▶ DATA SUPPLIED:
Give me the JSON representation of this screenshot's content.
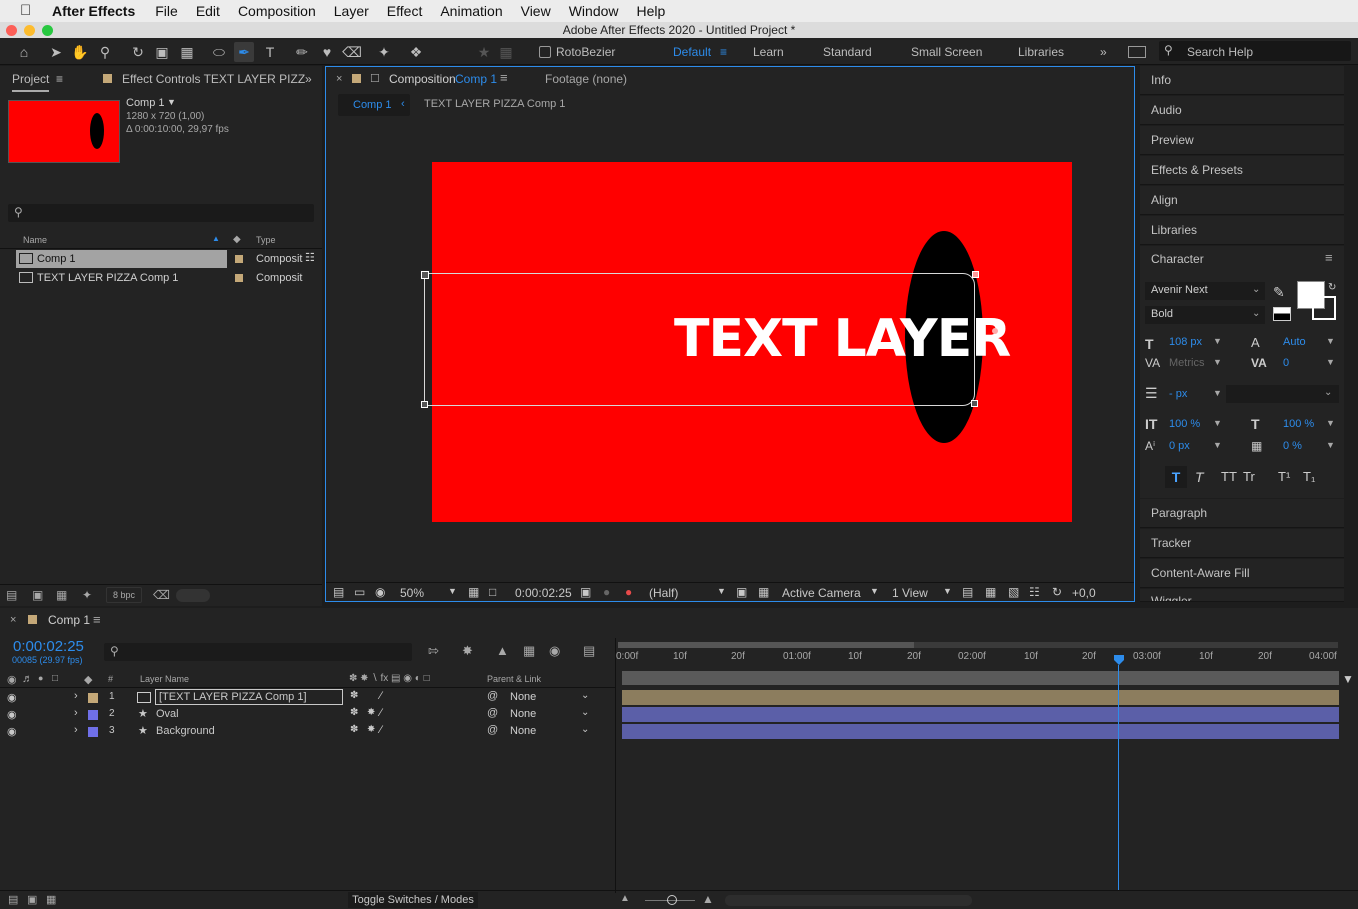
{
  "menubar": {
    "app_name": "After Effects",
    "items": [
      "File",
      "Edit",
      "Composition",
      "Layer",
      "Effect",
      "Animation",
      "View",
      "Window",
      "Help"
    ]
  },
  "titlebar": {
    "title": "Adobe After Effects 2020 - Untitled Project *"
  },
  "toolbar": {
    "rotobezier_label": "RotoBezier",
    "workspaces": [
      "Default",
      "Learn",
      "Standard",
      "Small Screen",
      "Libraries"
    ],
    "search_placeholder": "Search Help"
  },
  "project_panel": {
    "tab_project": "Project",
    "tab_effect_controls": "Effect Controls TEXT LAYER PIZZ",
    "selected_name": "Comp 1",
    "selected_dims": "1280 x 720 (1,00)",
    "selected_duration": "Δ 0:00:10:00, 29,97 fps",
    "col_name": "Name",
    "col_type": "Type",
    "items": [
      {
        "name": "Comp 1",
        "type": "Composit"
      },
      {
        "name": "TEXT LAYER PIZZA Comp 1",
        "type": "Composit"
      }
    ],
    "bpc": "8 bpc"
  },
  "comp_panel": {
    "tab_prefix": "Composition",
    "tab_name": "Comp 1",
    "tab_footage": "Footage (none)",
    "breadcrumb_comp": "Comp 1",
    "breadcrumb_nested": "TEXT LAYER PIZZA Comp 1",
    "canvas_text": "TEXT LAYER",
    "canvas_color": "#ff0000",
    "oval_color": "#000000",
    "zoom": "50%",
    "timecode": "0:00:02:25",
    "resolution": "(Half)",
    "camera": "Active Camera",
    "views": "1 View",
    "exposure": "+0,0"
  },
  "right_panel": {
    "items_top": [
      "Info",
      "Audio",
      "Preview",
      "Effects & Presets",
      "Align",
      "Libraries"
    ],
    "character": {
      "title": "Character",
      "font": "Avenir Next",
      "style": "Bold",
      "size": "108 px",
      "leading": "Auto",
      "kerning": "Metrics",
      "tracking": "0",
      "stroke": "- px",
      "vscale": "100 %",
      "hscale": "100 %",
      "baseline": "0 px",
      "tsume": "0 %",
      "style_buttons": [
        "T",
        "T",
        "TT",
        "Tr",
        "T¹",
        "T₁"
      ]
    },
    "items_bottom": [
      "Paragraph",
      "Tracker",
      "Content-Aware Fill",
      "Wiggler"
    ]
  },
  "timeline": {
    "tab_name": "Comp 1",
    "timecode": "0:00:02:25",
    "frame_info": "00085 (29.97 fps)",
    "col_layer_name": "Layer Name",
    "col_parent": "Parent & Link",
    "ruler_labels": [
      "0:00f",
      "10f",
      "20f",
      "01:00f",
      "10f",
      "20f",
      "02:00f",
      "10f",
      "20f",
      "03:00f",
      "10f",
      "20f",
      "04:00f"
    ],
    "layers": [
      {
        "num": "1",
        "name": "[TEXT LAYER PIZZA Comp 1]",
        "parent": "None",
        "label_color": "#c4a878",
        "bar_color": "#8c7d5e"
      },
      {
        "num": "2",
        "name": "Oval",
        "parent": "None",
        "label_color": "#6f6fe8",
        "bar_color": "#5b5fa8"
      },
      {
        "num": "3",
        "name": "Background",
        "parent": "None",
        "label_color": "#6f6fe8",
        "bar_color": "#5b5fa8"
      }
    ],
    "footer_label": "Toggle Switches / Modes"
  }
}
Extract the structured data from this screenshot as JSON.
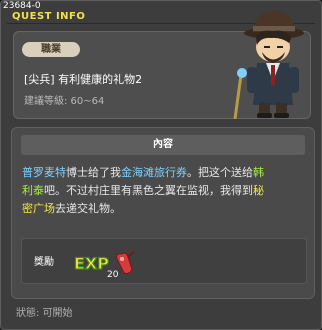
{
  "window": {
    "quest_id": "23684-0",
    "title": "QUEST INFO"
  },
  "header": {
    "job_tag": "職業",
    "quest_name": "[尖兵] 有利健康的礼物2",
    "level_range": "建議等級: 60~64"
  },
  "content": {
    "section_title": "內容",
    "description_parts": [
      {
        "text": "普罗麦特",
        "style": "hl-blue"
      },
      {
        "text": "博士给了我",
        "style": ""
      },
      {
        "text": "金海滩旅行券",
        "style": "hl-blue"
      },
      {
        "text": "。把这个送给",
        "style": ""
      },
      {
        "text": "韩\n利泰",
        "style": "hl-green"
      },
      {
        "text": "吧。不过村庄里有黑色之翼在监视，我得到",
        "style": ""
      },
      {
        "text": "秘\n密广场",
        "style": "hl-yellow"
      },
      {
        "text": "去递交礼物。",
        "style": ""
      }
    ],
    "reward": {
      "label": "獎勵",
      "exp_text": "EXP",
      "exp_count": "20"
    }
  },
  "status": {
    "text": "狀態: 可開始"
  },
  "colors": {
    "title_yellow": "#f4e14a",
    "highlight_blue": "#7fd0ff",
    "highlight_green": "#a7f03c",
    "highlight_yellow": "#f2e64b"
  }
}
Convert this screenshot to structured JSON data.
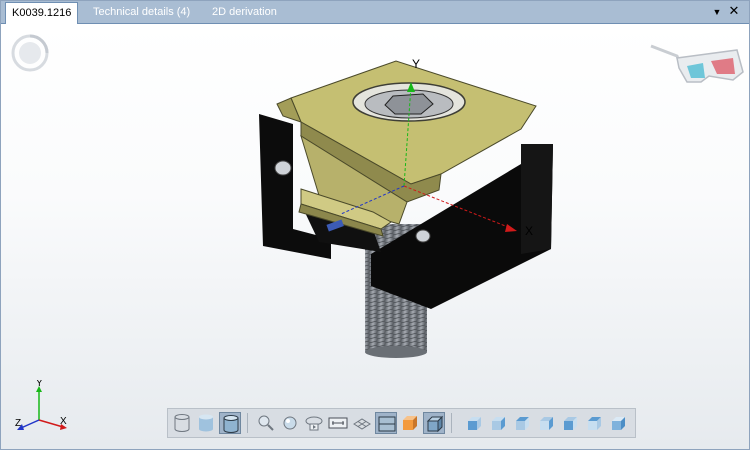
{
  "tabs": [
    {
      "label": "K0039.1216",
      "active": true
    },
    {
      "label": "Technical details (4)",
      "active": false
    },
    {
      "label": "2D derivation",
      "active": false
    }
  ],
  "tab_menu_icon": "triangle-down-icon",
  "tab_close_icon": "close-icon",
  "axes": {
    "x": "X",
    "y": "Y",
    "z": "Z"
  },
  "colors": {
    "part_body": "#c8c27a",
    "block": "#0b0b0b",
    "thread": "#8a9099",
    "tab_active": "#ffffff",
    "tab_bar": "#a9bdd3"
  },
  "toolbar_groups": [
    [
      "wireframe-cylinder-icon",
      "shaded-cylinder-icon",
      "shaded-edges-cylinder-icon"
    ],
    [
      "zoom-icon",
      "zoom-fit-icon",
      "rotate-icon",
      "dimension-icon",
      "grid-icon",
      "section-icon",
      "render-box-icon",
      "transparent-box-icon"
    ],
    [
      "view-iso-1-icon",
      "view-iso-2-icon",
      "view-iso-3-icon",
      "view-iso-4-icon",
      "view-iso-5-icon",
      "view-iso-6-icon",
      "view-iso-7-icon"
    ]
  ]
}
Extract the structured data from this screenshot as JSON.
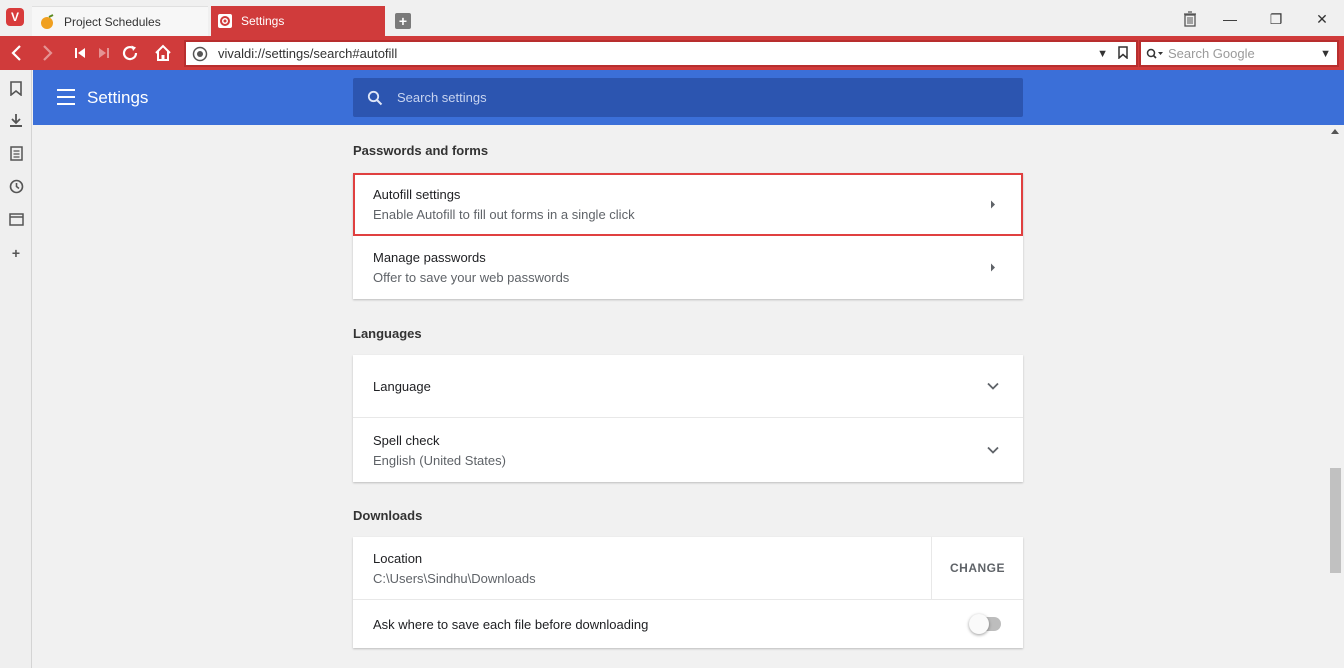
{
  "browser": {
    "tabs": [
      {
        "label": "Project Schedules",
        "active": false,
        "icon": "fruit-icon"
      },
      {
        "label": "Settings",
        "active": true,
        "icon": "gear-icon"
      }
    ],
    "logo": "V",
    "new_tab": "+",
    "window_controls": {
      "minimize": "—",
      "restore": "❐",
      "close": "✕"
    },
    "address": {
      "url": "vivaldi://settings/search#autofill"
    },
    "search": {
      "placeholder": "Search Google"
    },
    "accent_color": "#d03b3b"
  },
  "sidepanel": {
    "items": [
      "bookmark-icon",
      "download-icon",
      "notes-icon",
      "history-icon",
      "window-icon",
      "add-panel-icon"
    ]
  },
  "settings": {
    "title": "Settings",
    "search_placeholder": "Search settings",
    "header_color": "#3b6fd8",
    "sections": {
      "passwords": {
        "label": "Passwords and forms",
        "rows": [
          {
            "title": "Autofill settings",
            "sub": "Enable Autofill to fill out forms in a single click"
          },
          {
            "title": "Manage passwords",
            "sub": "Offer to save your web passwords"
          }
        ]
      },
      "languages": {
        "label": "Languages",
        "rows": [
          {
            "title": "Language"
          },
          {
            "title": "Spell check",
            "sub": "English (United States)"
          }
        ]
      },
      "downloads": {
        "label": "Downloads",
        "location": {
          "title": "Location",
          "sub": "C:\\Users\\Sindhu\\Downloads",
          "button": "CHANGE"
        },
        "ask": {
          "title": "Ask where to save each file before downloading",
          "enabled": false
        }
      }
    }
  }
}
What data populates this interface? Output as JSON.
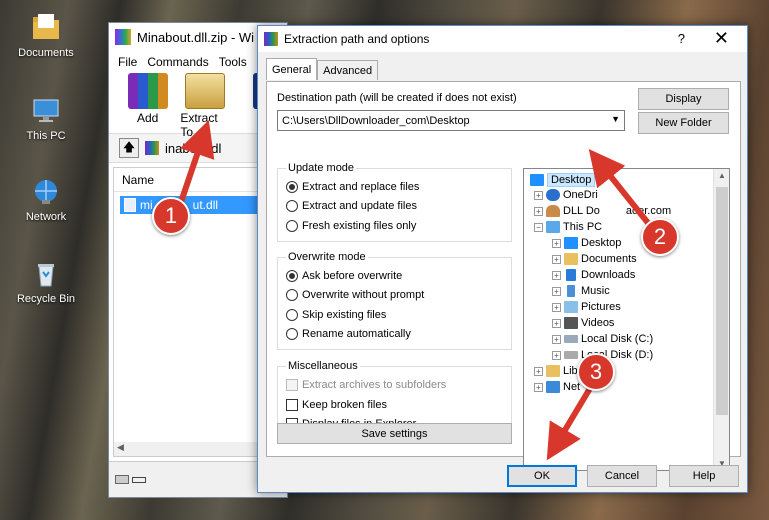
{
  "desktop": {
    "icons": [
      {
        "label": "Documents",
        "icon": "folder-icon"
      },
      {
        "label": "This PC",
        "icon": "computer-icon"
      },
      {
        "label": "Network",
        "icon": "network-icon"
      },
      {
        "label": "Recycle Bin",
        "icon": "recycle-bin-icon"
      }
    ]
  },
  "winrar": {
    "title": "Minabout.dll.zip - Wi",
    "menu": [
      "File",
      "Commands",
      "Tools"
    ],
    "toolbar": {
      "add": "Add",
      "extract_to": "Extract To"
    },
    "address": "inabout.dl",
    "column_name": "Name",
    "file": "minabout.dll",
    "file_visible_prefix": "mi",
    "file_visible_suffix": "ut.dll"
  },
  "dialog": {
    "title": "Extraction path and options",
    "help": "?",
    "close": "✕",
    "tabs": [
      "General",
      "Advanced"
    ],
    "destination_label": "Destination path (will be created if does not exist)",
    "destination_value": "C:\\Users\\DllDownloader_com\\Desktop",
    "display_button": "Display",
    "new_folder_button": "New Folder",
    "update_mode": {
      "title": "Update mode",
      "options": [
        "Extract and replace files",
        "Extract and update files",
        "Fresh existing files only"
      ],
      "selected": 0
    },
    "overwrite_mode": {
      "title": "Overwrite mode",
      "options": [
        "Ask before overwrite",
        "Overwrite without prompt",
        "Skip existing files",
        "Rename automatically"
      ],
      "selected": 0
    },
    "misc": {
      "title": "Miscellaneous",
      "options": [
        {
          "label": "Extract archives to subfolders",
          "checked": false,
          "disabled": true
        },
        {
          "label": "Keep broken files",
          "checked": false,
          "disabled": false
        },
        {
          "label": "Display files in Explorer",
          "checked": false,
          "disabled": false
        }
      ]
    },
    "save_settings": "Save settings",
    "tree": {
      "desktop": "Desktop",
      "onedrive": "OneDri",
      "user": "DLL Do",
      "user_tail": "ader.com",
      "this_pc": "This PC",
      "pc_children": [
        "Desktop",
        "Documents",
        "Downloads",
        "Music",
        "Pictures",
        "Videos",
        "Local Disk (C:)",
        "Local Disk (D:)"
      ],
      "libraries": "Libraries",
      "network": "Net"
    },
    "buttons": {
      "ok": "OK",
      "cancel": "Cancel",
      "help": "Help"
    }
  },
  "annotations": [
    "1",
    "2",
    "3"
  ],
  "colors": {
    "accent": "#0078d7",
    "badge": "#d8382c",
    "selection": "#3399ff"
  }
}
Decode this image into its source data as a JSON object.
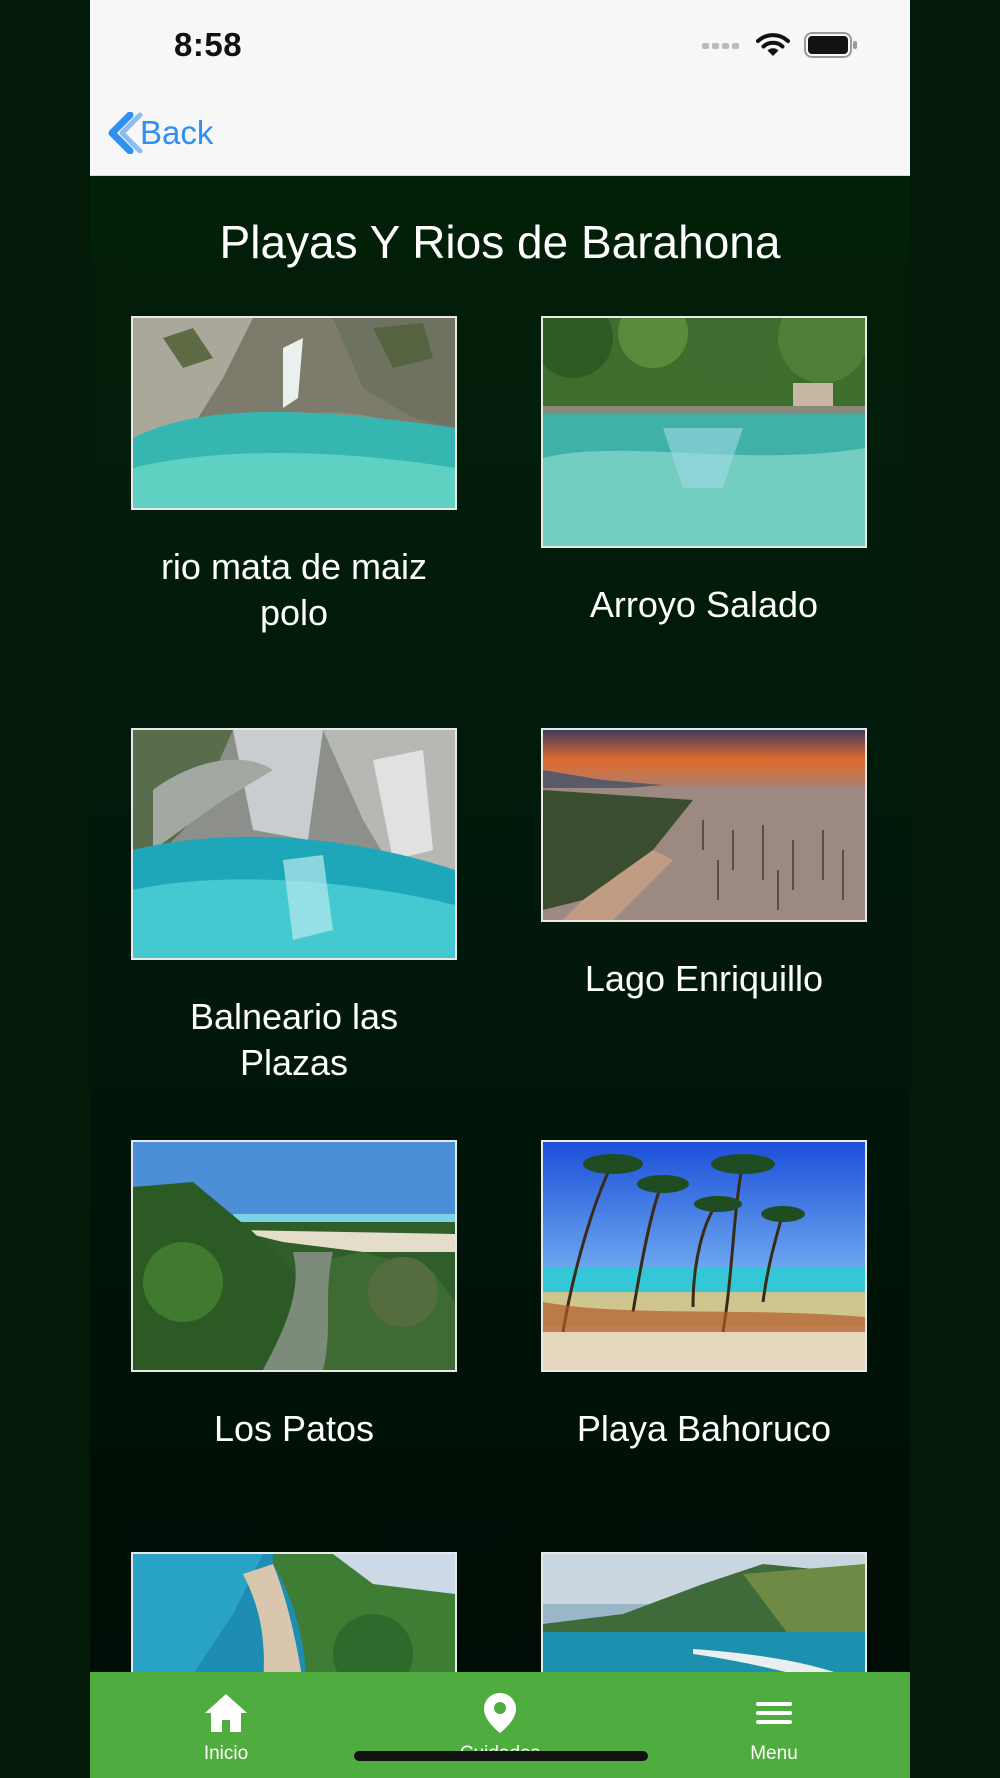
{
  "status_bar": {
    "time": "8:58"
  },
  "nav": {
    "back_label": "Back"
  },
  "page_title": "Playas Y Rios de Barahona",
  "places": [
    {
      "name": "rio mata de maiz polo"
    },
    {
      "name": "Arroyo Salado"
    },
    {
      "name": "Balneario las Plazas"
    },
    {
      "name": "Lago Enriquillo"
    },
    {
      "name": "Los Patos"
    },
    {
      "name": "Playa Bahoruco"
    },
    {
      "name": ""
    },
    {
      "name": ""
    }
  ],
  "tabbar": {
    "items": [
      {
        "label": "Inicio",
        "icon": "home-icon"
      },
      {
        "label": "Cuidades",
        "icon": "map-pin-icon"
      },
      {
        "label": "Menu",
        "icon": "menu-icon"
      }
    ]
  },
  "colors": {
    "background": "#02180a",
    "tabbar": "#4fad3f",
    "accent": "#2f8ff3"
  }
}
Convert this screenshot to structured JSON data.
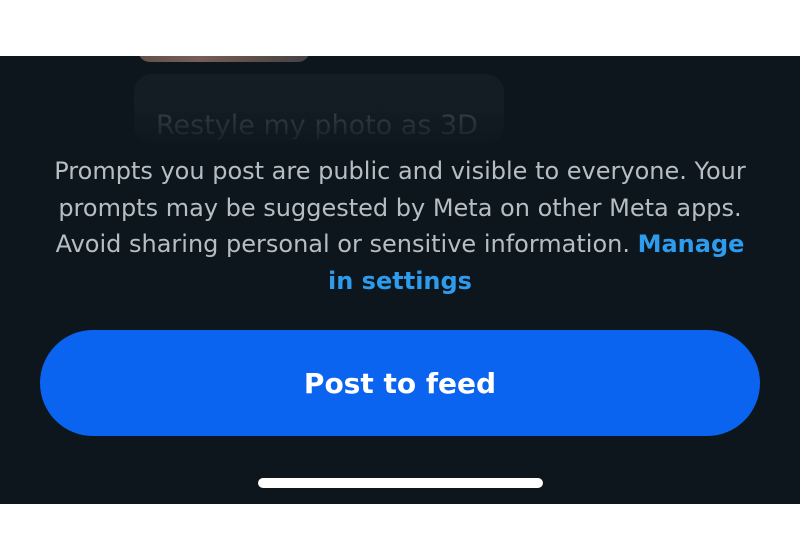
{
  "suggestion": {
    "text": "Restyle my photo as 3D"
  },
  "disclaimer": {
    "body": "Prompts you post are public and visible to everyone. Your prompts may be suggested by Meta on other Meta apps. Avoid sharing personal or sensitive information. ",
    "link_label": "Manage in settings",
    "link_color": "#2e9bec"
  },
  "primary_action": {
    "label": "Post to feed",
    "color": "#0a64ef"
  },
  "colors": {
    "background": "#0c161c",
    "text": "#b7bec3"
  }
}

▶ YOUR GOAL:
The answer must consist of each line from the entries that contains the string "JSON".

▶ EXERCISE ANSWER:
Give me the JSON representation of this screenshot's content.
Extract the structured data from this screenshot as JSON.
Convert this screenshot to structured JSON data.
Extract the structured data from this screenshot as JSON.
What data populates this interface? Output as JSON.
Decode this image into its source data as a JSON object.
Convert this screenshot to structured JSON data.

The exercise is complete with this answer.